I’m 30 years old. I married Michael Georgia in 2016 and we live in Waunakee, Wisconsin. I was raised in Cranberry Township, PA. I have seven brothers and sisters in a blended family. I was baptized in the Catholic tradition, but with the challenges of raising six kids in a “Brady Bunch” fashion, it was easier for my mother to have us attend the Lutheran church with my step-siblings. It was there that I found my love of music and in the seventh grade, I joined the adult choir, as one of the only members under 50. My experiences at Hope Lutheran Church in Cranberry Township were fundamental to my faith formation. I happened upon Valparaiso University at a National Youth Gathering in San Antonio. It was in seeing the Christ figure in the Chapel that my mind was set on attending the university.

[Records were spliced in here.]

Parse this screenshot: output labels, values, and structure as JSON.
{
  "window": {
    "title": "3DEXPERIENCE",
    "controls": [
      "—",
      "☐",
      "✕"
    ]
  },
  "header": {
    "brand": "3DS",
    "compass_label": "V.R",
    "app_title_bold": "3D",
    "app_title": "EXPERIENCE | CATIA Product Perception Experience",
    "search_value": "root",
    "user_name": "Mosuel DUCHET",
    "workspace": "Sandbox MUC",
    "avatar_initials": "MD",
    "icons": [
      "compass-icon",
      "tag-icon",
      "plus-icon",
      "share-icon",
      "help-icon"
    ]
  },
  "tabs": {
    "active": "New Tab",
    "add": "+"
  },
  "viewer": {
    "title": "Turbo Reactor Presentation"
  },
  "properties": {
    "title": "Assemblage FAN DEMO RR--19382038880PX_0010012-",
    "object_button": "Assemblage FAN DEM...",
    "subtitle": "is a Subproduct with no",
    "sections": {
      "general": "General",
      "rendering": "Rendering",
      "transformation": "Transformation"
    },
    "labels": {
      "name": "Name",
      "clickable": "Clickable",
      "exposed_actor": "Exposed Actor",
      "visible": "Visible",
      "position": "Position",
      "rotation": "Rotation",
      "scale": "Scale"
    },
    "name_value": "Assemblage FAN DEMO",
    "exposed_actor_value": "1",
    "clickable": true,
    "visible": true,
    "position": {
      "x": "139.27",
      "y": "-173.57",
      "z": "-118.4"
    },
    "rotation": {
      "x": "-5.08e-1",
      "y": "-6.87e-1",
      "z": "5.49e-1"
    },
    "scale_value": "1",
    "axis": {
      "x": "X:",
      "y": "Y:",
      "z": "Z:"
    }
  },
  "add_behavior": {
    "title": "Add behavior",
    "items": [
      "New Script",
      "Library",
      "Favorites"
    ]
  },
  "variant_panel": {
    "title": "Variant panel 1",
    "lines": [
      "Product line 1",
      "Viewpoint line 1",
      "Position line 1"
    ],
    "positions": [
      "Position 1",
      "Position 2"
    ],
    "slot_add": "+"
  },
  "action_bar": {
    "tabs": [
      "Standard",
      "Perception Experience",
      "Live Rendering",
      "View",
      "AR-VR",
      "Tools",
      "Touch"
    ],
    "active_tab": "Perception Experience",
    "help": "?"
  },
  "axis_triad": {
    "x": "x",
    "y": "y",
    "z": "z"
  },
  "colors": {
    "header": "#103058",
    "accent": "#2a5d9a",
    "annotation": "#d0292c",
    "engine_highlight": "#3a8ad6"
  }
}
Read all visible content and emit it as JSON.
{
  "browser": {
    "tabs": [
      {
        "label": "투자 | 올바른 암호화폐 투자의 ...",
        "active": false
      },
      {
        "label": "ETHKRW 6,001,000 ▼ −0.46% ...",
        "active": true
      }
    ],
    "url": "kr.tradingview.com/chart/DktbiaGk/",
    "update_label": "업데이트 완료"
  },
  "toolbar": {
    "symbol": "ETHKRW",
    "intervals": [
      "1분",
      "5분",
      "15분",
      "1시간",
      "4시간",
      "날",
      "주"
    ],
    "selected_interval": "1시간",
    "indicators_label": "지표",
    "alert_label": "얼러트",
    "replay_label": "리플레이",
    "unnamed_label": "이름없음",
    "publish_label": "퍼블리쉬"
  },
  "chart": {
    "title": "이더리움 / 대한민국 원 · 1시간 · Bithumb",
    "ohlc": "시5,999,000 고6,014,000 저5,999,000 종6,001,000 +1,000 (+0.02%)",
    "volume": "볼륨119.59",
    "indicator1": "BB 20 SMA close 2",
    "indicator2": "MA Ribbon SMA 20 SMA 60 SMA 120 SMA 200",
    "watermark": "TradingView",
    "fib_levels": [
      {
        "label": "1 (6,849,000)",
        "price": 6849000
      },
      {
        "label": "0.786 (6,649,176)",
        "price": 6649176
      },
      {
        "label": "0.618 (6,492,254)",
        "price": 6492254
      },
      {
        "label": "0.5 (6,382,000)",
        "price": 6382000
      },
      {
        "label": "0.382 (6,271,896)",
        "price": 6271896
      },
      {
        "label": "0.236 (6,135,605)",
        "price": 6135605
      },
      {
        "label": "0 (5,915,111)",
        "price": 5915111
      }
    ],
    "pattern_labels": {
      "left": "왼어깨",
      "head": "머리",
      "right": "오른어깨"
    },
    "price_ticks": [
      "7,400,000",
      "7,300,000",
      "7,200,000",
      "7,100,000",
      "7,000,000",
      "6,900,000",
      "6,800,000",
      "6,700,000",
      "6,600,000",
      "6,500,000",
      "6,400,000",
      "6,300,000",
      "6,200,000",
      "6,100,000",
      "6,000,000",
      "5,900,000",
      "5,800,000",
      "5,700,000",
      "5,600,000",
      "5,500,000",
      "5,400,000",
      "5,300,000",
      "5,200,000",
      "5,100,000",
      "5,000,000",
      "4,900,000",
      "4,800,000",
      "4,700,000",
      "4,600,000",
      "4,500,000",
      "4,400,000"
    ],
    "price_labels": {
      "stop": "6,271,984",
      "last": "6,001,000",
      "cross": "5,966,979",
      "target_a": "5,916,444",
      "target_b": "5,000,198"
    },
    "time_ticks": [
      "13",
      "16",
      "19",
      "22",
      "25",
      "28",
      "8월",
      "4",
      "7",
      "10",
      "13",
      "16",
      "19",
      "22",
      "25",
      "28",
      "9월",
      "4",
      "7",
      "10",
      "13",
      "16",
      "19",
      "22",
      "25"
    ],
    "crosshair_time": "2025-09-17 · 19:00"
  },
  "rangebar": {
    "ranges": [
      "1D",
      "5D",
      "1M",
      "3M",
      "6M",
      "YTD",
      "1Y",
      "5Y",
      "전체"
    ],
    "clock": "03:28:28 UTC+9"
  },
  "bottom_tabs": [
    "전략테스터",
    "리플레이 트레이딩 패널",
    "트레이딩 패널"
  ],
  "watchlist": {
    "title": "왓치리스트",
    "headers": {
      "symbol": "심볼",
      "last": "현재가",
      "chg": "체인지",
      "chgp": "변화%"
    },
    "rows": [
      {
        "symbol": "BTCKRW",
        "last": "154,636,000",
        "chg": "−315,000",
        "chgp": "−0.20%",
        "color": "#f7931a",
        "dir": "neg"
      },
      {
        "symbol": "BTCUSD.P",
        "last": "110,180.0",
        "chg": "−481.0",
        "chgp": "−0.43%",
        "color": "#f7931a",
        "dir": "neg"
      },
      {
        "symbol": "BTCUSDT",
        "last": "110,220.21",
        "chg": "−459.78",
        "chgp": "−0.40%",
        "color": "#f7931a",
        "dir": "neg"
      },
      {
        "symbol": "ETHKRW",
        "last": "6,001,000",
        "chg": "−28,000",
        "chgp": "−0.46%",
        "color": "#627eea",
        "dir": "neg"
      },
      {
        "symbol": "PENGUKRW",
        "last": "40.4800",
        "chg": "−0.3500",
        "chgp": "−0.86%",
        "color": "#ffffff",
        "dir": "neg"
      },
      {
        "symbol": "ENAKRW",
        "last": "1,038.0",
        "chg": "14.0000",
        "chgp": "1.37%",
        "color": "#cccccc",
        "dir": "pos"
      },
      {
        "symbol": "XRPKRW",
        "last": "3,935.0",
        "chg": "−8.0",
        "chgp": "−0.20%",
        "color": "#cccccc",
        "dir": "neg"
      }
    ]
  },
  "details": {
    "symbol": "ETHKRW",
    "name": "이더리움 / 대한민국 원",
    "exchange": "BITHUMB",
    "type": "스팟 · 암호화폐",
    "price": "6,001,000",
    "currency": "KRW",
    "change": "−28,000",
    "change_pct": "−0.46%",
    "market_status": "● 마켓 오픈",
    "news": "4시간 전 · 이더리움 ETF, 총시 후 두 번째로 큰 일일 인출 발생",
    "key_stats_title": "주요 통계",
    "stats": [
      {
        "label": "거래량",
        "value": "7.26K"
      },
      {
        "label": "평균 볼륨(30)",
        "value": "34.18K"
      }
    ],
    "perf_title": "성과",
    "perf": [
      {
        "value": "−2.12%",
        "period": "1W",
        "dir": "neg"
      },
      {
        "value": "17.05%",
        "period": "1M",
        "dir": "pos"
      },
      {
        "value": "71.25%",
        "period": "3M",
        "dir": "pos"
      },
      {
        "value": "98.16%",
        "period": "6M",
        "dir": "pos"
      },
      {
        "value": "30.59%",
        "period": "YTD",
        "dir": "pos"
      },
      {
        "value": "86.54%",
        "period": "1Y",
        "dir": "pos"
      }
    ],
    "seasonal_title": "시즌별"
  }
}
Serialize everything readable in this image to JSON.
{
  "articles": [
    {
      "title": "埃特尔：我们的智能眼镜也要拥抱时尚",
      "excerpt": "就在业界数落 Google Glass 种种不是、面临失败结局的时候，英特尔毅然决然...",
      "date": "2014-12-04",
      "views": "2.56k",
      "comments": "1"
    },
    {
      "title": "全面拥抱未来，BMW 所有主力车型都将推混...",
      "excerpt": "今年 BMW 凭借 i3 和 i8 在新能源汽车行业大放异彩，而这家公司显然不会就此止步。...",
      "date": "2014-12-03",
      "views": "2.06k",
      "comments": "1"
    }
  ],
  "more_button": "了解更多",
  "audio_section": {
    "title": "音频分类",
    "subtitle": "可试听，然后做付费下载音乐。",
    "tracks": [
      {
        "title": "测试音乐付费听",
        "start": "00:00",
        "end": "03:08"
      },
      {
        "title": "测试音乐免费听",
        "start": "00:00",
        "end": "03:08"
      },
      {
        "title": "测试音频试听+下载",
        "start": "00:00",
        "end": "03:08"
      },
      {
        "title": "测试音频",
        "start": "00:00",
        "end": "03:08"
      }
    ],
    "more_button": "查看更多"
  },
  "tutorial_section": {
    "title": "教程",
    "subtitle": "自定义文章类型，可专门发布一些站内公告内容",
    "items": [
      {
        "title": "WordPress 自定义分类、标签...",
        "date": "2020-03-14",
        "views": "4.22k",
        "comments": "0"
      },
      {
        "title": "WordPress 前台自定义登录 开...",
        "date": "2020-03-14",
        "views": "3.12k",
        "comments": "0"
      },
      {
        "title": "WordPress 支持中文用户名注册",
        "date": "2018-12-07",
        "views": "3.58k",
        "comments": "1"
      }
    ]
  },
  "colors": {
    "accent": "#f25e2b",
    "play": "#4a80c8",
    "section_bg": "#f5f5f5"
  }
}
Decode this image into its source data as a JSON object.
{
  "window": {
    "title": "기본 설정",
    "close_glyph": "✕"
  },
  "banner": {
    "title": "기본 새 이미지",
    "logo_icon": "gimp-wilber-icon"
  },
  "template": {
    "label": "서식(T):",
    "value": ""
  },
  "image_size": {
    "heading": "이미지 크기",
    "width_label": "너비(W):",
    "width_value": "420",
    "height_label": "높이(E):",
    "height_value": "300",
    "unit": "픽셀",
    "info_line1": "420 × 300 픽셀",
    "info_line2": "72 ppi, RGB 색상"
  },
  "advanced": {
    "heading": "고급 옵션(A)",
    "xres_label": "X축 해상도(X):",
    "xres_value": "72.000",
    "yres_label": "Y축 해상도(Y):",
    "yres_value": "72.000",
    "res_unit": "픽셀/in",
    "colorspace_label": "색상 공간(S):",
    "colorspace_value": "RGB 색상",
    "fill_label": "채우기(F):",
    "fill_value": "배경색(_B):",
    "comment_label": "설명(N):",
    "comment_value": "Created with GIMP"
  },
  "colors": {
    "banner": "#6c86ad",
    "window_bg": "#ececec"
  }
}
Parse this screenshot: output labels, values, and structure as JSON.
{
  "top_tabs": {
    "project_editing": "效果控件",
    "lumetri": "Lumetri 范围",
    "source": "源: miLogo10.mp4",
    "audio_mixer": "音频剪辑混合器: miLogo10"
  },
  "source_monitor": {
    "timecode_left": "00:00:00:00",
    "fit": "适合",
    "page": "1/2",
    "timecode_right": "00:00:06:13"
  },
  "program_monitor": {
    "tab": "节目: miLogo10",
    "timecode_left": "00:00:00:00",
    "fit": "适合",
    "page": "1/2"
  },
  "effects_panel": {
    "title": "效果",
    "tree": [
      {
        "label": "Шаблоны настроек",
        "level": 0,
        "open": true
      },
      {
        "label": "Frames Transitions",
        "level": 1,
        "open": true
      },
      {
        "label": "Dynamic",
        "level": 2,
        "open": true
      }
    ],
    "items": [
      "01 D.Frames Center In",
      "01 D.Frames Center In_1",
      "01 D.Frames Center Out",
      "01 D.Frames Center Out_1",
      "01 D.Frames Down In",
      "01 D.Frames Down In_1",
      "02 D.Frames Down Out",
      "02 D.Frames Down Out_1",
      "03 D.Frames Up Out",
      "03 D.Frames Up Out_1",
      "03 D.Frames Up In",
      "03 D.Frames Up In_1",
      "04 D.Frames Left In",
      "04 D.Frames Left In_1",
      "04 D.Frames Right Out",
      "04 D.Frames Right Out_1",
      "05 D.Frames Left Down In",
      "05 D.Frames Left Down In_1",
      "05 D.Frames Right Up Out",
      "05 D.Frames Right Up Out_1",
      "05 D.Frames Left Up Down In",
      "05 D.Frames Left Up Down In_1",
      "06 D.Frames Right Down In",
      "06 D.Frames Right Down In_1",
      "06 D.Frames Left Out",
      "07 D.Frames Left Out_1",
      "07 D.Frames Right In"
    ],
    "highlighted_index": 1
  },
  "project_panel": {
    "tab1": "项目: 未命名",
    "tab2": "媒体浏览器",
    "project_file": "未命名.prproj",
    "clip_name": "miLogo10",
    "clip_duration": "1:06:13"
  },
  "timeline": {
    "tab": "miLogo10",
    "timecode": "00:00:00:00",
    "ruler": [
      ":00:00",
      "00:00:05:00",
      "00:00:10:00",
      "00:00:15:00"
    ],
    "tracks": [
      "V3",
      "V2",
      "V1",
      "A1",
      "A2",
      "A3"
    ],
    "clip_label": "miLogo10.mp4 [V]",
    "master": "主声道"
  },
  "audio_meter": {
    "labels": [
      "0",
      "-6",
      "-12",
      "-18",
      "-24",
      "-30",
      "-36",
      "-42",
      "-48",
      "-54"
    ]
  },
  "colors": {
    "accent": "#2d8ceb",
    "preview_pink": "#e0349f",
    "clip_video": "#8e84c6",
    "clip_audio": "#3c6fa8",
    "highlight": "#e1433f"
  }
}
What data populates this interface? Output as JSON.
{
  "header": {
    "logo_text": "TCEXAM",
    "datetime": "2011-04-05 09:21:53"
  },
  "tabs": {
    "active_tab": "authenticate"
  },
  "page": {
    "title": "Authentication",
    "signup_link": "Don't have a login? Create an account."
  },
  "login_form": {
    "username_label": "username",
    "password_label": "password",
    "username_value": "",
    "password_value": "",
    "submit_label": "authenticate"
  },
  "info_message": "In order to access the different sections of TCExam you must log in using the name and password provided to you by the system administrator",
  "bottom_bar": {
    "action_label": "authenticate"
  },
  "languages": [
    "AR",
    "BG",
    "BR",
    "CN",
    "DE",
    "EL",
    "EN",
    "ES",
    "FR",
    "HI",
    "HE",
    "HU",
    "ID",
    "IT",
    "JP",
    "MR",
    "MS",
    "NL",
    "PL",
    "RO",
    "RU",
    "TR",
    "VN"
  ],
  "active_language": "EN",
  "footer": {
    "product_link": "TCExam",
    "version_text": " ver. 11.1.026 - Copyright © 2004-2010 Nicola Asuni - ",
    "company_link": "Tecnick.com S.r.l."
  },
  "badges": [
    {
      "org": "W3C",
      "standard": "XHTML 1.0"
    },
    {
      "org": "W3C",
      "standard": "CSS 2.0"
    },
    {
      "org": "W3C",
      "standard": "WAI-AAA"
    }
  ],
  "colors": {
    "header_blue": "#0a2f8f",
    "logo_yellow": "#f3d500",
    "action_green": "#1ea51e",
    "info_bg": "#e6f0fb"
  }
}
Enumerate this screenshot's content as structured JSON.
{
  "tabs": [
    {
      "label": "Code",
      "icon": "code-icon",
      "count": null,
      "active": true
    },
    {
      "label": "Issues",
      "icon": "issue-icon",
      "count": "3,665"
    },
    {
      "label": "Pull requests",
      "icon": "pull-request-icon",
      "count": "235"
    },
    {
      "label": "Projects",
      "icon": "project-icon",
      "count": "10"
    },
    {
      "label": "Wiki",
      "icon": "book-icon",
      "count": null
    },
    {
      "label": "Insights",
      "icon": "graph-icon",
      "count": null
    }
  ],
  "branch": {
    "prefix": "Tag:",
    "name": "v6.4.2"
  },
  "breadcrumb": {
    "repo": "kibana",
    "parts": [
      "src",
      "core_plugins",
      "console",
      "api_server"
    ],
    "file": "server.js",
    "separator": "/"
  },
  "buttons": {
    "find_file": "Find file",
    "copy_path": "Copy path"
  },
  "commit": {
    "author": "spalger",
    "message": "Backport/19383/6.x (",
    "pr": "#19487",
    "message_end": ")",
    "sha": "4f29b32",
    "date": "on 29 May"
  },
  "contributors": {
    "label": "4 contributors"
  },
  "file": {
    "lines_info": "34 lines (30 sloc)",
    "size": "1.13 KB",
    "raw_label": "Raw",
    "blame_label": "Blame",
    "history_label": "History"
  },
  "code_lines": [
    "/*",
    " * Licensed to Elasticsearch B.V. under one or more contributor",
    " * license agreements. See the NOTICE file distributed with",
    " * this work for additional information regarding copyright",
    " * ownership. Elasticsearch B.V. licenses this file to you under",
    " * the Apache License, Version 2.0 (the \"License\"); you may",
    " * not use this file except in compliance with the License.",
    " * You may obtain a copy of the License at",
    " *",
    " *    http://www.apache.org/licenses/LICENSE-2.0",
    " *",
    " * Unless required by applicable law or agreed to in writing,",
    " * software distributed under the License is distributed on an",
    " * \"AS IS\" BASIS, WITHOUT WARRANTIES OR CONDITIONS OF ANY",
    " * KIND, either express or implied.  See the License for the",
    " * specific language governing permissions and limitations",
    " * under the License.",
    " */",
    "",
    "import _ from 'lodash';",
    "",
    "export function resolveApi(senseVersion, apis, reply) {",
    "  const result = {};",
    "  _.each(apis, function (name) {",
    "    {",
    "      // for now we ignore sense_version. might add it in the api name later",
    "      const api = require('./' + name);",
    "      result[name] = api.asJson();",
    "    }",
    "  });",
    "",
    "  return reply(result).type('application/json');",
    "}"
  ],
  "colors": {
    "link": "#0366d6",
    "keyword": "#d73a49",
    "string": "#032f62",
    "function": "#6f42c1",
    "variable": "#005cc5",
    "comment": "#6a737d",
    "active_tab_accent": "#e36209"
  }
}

I graduated from Valparaiso University in 2011 with a Bachelor’s in Business Administration. I did my deaconess internship in Valparaiso, Chile, splitting my time between serving the German Lutheran Church and the soup kitchen at a YMCA community center. It was here that I became bilingual in Spanish and it was the sort of humbling service that leaves a life-long imprint.
My first job out of college was as a Youth and Family Lay Minister at Burke Lutheran Church in Madison, WI, in 2012. I was consecrated in November 2012 with Reverend Walter Wangerin, Jr. preaching. In 2014, I became a Match Support Specialist at Big Brothers Big Sisters of Dane County, and in January 2017 became the Program Director where I manage twelve employees who ensure youth in our community are in safe and thriving mentor relationships. We served 642 youth in Dane County last year.
In the LDC Community, I continue to be an active participant in area conferences. I helped my area plan and host the Annual Meeting in Kenosha, WI, and serve as the conference registrar for most years.
It was odd to me when Lisa Polito pointed out that I was the first Business student in the diaconal formation program as I see no disconnect between the world of business and the world of religion. I personally believe all pastors and church leaders should be required to take business courses.
All the concepts I learned in business school had similar counterparts in the church world. The pastor can be equated to a manager (of church staff) and a church council is like a board of directors. And there are plenty of concepts that are exactly the same, such as budgets, by-laws, strategic planning, missions, and visions. When a business is poorly managed, it results in low profits, staff layoffs, and closing doors. When a church is poorly managed, it can lead to low offering collections, staff layoffs, and closing doors. But it can also have a big impact on people’s faith lives. Although I no longer work in parish ministry, I still need the skills and concepts learned in business school in my role as a non-profit leader and I feel called in the way that I serve in this secular ministry.